With global investors looking keenly to invest in the country, India’s federal structure and democracy should not become an obstacle for economic growth but should remain its strength, finance minister Arun Jaitley said in a subtle reference to legislation and reform initiatives that have hit opposition roadblocks.
“We can never allow our federalism or our democracy to become an obstacle. We have to make sure that it remains our strength. Therefore easier decision making, easier passage of laws, easier taking of reform measures are all factors which are going to attract investors,’’ Jaitley said in his inaugural address at a global investors meet organised by the Congress government in Karnataka.
Instead of merely looking at India as the fastest growing economy in the world, investors must be encouraged to invest in the country through a track record of progressive policies, stable administration and good governance, the finance minister said. Commending the fact that states in India have initiated an era of competitive federalism he said that organisation of investor meetings alone would not translate into investments. “Businessmen are very competent people they analyse comparative advantages and then decide the destination of their investment. States which have a consistent record of good governance, stable administration, stable politics and policies, easy availability of land, resources, easier prospects of growing businesses will be destinations for investments,’’ Jaitley said.
While Karnataka has emerged as an economically progressive state on the back of a services and agricultural economy ,the state needs to attract large industries, he said. “Manufacturing is where jobs are. I think with a good agriculture and services sector it is this sector that needs concentration now. This will convert Karnataka into a region of economic activity and growth in this country,’’ Jaitley said.
‘Debt position comfortable’

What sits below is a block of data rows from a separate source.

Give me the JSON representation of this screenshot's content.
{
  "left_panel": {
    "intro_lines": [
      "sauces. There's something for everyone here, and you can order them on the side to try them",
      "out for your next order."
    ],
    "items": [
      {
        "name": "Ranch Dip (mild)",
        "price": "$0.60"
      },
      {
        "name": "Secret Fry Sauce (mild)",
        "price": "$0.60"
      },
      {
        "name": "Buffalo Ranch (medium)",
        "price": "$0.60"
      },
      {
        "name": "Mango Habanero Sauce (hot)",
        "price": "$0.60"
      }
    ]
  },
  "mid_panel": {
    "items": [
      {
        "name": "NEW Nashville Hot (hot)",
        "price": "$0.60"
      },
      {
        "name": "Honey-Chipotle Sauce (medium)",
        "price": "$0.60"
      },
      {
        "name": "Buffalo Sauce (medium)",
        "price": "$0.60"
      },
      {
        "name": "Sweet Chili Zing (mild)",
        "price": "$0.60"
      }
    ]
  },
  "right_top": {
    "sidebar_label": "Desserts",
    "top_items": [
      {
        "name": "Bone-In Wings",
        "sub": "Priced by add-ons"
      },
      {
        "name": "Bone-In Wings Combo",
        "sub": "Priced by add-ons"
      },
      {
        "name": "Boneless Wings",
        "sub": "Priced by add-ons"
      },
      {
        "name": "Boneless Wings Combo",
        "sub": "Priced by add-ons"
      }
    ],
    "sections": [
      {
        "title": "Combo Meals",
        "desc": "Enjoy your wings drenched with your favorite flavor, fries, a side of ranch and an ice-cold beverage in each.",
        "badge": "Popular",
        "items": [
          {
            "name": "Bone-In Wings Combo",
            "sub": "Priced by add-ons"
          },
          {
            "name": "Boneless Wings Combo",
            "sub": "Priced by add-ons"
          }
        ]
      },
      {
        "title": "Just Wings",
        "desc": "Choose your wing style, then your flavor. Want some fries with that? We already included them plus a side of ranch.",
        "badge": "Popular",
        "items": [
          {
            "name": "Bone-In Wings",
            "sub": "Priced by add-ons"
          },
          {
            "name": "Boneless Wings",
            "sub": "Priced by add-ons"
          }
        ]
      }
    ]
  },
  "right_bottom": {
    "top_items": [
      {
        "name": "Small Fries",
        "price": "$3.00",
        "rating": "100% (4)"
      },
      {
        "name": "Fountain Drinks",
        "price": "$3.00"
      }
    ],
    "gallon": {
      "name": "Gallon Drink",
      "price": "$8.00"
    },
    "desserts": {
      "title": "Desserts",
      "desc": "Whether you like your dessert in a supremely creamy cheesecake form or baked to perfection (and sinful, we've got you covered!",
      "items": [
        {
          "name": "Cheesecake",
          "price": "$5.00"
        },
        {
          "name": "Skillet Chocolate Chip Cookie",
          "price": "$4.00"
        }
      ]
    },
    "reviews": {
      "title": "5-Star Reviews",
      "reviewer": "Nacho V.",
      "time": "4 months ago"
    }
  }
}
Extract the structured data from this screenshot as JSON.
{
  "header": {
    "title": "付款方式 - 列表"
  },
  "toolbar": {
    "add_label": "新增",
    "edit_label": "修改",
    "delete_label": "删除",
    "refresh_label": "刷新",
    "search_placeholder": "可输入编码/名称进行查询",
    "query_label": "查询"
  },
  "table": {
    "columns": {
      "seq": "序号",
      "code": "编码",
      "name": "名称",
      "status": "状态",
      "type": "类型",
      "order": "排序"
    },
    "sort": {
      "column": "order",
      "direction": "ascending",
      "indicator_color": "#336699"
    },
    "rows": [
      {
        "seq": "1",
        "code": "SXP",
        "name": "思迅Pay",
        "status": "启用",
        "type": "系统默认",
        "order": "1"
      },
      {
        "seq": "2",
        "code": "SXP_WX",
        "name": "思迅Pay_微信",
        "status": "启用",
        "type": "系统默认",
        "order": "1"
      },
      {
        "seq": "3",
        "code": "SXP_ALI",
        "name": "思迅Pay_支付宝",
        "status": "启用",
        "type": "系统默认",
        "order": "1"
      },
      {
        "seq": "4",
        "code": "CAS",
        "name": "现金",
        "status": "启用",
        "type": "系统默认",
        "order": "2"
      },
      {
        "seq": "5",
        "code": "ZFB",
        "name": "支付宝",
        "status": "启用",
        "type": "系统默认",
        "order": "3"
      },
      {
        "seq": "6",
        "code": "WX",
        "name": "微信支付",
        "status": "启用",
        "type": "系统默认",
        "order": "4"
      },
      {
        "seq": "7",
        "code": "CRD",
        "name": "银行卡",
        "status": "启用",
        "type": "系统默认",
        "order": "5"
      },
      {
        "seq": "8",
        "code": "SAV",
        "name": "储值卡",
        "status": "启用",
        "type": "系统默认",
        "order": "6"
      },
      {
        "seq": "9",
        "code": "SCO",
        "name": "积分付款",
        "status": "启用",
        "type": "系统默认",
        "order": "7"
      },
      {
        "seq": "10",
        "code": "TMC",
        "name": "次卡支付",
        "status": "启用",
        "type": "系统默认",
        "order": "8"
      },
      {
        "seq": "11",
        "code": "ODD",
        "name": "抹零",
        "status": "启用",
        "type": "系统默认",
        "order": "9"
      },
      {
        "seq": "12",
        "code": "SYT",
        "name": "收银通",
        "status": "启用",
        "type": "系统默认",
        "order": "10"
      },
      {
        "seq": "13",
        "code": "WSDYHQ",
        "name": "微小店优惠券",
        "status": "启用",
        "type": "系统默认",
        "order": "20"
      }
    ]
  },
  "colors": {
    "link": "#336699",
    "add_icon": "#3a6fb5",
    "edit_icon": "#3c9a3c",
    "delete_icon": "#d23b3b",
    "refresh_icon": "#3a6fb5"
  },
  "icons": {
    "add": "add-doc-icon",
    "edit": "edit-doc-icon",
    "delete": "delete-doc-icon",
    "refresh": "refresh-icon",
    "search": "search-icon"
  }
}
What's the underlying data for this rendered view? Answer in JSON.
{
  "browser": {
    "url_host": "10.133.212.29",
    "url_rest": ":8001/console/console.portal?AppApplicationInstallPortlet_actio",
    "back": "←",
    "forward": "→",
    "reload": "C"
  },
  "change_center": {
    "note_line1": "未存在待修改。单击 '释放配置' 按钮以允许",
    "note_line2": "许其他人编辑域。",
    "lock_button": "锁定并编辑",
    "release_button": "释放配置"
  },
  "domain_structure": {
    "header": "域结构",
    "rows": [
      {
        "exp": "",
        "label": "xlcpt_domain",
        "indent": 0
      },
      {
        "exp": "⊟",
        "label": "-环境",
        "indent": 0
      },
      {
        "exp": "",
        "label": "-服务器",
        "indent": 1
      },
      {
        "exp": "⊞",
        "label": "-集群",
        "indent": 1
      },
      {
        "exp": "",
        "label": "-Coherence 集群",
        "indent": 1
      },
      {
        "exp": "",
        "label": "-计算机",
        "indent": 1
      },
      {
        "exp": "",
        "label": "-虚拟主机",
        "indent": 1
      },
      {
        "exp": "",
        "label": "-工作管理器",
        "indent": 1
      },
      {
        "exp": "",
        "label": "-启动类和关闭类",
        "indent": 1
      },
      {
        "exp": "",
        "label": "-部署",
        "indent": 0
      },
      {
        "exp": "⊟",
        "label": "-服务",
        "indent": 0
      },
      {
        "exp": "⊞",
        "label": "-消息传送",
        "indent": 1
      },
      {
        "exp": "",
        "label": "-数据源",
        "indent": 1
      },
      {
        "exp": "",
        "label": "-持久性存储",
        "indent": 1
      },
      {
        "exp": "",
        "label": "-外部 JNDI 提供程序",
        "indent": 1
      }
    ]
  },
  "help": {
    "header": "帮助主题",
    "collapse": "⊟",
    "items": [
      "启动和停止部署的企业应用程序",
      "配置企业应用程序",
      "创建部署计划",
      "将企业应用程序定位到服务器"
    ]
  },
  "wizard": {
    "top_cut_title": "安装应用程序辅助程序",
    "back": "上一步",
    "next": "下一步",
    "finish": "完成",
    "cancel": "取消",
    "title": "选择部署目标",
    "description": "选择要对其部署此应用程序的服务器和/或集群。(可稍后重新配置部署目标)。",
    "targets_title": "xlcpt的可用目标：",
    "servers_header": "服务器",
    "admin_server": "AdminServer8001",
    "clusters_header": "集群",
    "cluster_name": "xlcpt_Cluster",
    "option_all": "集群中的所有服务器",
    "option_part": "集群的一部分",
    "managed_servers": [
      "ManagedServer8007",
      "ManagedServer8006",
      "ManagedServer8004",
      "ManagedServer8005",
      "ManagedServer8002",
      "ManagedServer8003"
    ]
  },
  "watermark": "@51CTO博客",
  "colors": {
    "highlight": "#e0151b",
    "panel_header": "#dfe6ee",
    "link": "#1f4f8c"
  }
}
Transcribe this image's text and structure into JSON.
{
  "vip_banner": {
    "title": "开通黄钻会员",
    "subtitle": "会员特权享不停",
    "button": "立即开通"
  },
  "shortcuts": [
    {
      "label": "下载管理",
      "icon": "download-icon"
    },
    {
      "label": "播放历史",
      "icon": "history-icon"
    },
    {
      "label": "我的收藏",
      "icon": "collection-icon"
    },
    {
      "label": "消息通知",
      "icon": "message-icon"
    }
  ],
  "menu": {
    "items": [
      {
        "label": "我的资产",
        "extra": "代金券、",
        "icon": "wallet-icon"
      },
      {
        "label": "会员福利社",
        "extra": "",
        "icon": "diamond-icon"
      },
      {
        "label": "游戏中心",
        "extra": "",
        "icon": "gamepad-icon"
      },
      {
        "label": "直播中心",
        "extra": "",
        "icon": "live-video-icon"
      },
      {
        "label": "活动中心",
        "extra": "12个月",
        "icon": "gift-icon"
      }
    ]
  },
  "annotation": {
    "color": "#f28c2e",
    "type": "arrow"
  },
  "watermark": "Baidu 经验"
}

New Delhi: In a foreword to the Status Paper on Government Debt released by the finance ministry on Wednesday, Jaitley said most of the debt is of domestic origin insulating the portfolio from currency volatility, with the Centre primarily borrowing from the market to finance the fiscal deficit.